▶ [WHAT TO DO]
Every line of the material must be restated exactly, though not its pictures.

▶ [SUPPLIED INFORMATION]
_ _ _ _
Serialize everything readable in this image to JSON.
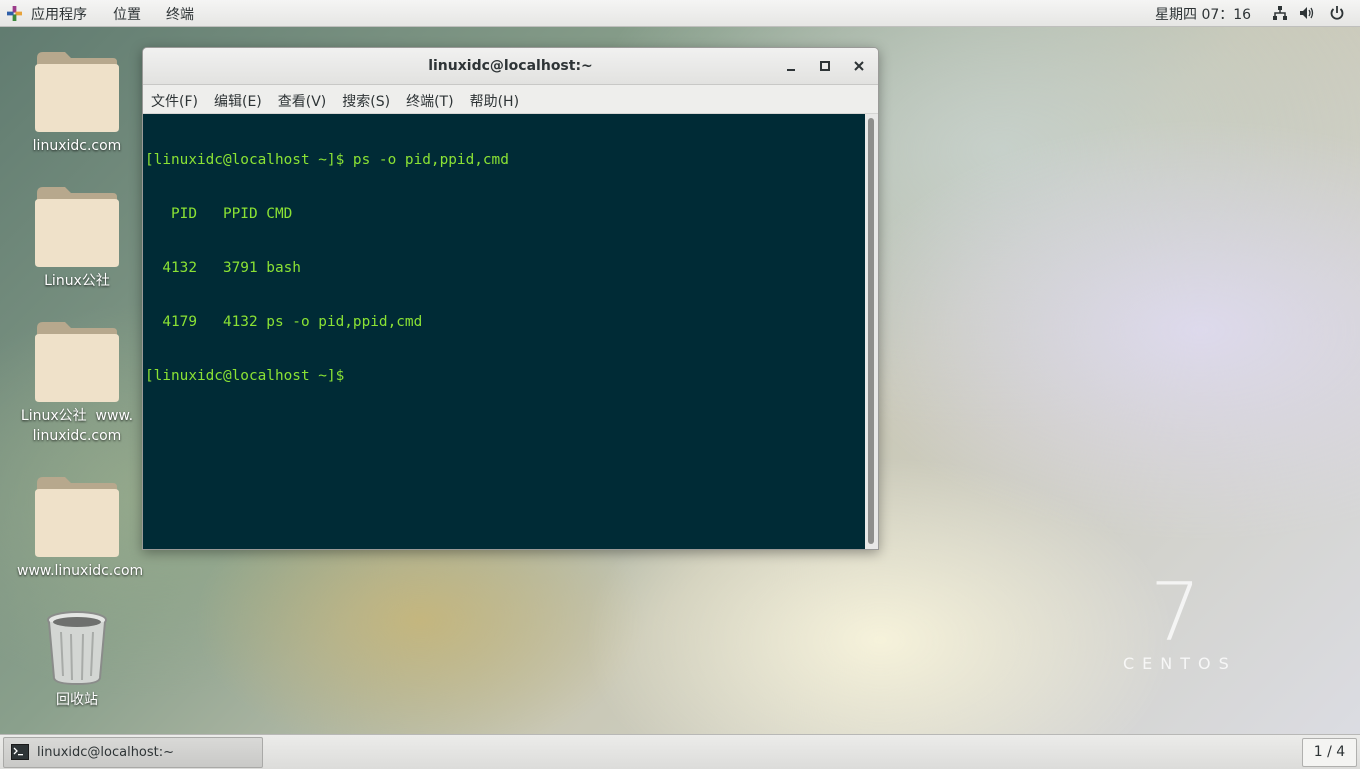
{
  "top_bar": {
    "applications": "应用程序",
    "places": "位置",
    "terminal": "终端",
    "clock": "星期四 07：16"
  },
  "desktop_icons": [
    {
      "label": "linuxidc.com",
      "type": "folder"
    },
    {
      "label": "Linux公社",
      "type": "folder"
    },
    {
      "label_line1": "Linux公社  www.",
      "label_line2": "linuxidc.com",
      "type": "folder"
    },
    {
      "label": "www.linuxidc.com",
      "type": "folder"
    },
    {
      "label": "回收站",
      "type": "trash"
    }
  ],
  "window": {
    "title": "linuxidc@localhost:~",
    "menu": [
      "文件(F)",
      "编辑(E)",
      "查看(V)",
      "搜索(S)",
      "终端(T)",
      "帮助(H)"
    ]
  },
  "terminal_lines": [
    "[linuxidc@localhost ~]$ ps -o pid,ppid,cmd",
    "   PID   PPID CMD",
    "  4132   3791 bash",
    "  4179   4132 ps -o pid,ppid,cmd",
    "[linuxidc@localhost ~]$ "
  ],
  "watermark": {
    "number": "7",
    "text": "CENTOS"
  },
  "bottom_bar": {
    "task_label": "linuxidc@localhost:~",
    "workspace": "1 / 4"
  },
  "colors": {
    "terminal_bg": "#002b36",
    "terminal_fg": "#8ae234"
  }
}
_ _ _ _
▶ [THE ANSWER]
Serialize everything readable in this image to JSON.
{
  "top_bar": {
    "applications": "应用程序",
    "places": "位置",
    "terminal": "终端",
    "clock": "星期四 07：16"
  },
  "desktop_icons": [
    {
      "label": "linuxidc.com",
      "type": "folder"
    },
    {
      "label": "Linux公社",
      "type": "folder"
    },
    {
      "label_line1": "Linux公社  www.",
      "label_line2": "linuxidc.com",
      "type": "folder"
    },
    {
      "label": "www.linuxidc.com",
      "type": "folder"
    },
    {
      "label": "回收站",
      "type": "trash"
    }
  ],
  "window": {
    "title": "linuxidc@localhost:~",
    "menu": [
      "文件(F)",
      "编辑(E)",
      "查看(V)",
      "搜索(S)",
      "终端(T)",
      "帮助(H)"
    ]
  },
  "terminal_lines": [
    "[linuxidc@localhost ~]$ ps -o pid,ppid,cmd",
    "   PID   PPID CMD",
    "  4132   3791 bash",
    "  4179   4132 ps -o pid,ppid,cmd",
    "[linuxidc@localhost ~]$ "
  ],
  "watermark": {
    "number": "7",
    "text": "CENTOS"
  },
  "bottom_bar": {
    "task_label": "linuxidc@localhost:~",
    "workspace": "1 / 4"
  },
  "colors": {
    "terminal_bg": "#002b36",
    "terminal_fg": "#8ae234"
  }
}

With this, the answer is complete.